At the end of the day repeating a simple phrase would've saved these people from the scam: "if it looks too good to be true it probably is!"
|When a fraud like this happens there is a responsibility to stop it happening again. |
Yes. It's called EDUCATION. Teaching people how to detect and avoid fraud is the best way to stop it long term instead of coddling victims.
Besides, if it was a credit card transaction over the web wouldn't a chargeback solve his problem? That would do it in the US, maybe not in the UK? Also, if it was a fraud via credit card, where's the credit card company at protecting customers as well?
Well, not if he hadn't fallen for the second stupid part of the scam:
|So I sent my order and felt proud of my financial coup. I was in no frame of mind to smell the next rat that scurried past: if I transferred payment from my bank to theirs, they told me, I could save a 17% surcharge for using a credit card. |
Lot's of failure points on this one, this guys fraud alarms should've been going off full tilt but we're supposed to have empathy for someone that makes the bank transfer to save 17% which is a whopping lie?
| 7:13 pm on Mar 20, 2011 (gmt 0)|
I totally understand those points.
But why, 10 days after speaking directly with Ronan Harris, were the fraudulent ads still being shown? The victim educated Google but they did not doing anything for sometime.
| 7:17 pm on Mar 20, 2011 (gmt 0)|
|But why, 10 days after speaking directly with Ronan Harris, were the fraudulent ads still being shown? |
2 things come to mind.
1 - running a sting operation to catch the crooks or,
2 - the crooks had a vast ad network setup and just kept posting them on new accounts
| 1:39 am on Mar 21, 2011 (gmt 0)|
I'm not into blaming the victim, but there were red flags all over the field on that one.
First of all, half off on a name brand with strong price support should alert the buyer to expect a "Like-a", not a Leica.
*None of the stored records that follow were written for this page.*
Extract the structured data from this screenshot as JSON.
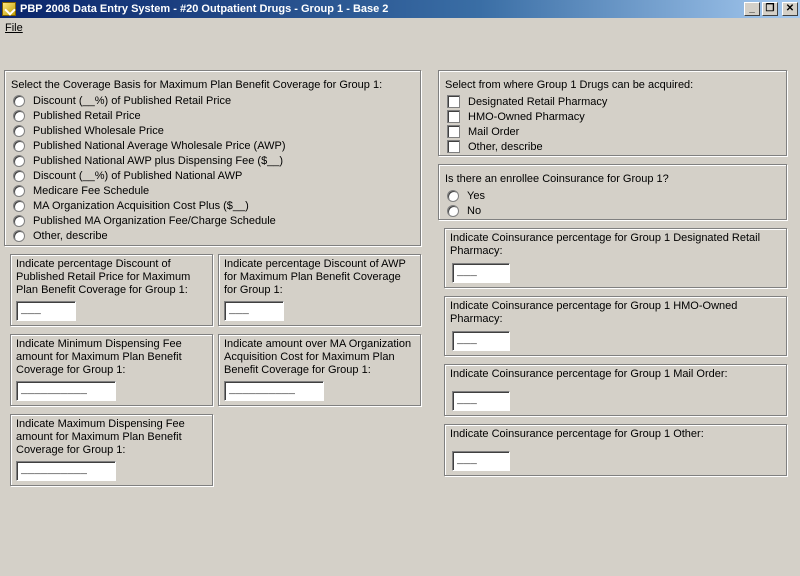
{
  "window": {
    "title": "PBP 2008 Data Entry System - #20 Outpatient Drugs - Group 1 - Base 2",
    "min_glyph": "_",
    "max_glyph": "❐",
    "close_glyph": "✕"
  },
  "menu": {
    "file": "File"
  },
  "coverage_basis": {
    "label": "Select the Coverage Basis for Maximum Plan Benefit Coverage for Group 1:",
    "options": [
      "Discount (__%) of Published Retail Price",
      "Published Retail Price",
      "Published Wholesale Price",
      "Published National Average Wholesale Price (AWP)",
      "Published National AWP plus Dispensing Fee ($__)",
      "Discount (__%) of Published National AWP",
      "Medicare Fee Schedule",
      "MA Organization Acquisition Cost Plus ($__)",
      "Published MA Organization Fee/Charge Schedule",
      "Other, describe"
    ]
  },
  "pct_discount_retail": {
    "label": "Indicate percentage Discount of Published Retail Price for Maximum Plan Benefit Coverage for Group 1:",
    "value": "___"
  },
  "pct_discount_awp": {
    "label": "Indicate percentage Discount of AWP for Maximum Plan Benefit Coverage for Group 1:",
    "value": "___"
  },
  "min_dispensing_fee": {
    "label": "Indicate Minimum Dispensing Fee amount for Maximum Plan Benefit Coverage for Group 1:",
    "value": "__________"
  },
  "amount_over_ma": {
    "label": "Indicate amount over MA Organization Acquisition Cost for Maximum Plan Benefit Coverage for Group 1:",
    "value": "__________"
  },
  "max_dispensing_fee": {
    "label": "Indicate Maximum Dispensing Fee amount for Maximum Plan Benefit Coverage for Group 1:",
    "value": "__________"
  },
  "acquire_from": {
    "label": "Select from where Group 1 Drugs can be acquired:",
    "options": [
      "Designated Retail Pharmacy",
      "HMO-Owned Pharmacy",
      "Mail Order",
      "Other, describe"
    ]
  },
  "coinsurance_question": {
    "label": "Is there an enrollee Coinsurance for Group 1?",
    "options": [
      "Yes",
      "No"
    ]
  },
  "coins_retail": {
    "label": "Indicate Coinsurance percentage for Group 1 Designated Retail Pharmacy:",
    "value": "___"
  },
  "coins_hmo": {
    "label": "Indicate Coinsurance percentage for Group 1 HMO-Owned Pharmacy:",
    "value": "___"
  },
  "coins_mail": {
    "label": "Indicate Coinsurance percentage for Group 1 Mail Order:",
    "value": "___"
  },
  "coins_other": {
    "label": "Indicate Coinsurance percentage for Group 1 Other:",
    "value": "___"
  }
}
And what's with the 17% discount? Standard CC fees amount to less than 5% of the amount involved. That's rat #2. The third rat shows up in changing the mode of payment from something that can be repudiated to something that can't be.
Google sells ads to anyone with enough money. The advertisers get that money from anyone they can convince to release it. You tried to save an unlikely 17% off an improbable 50%. Chalk it up to a really expensive lesson and try not to make that particular mistake again.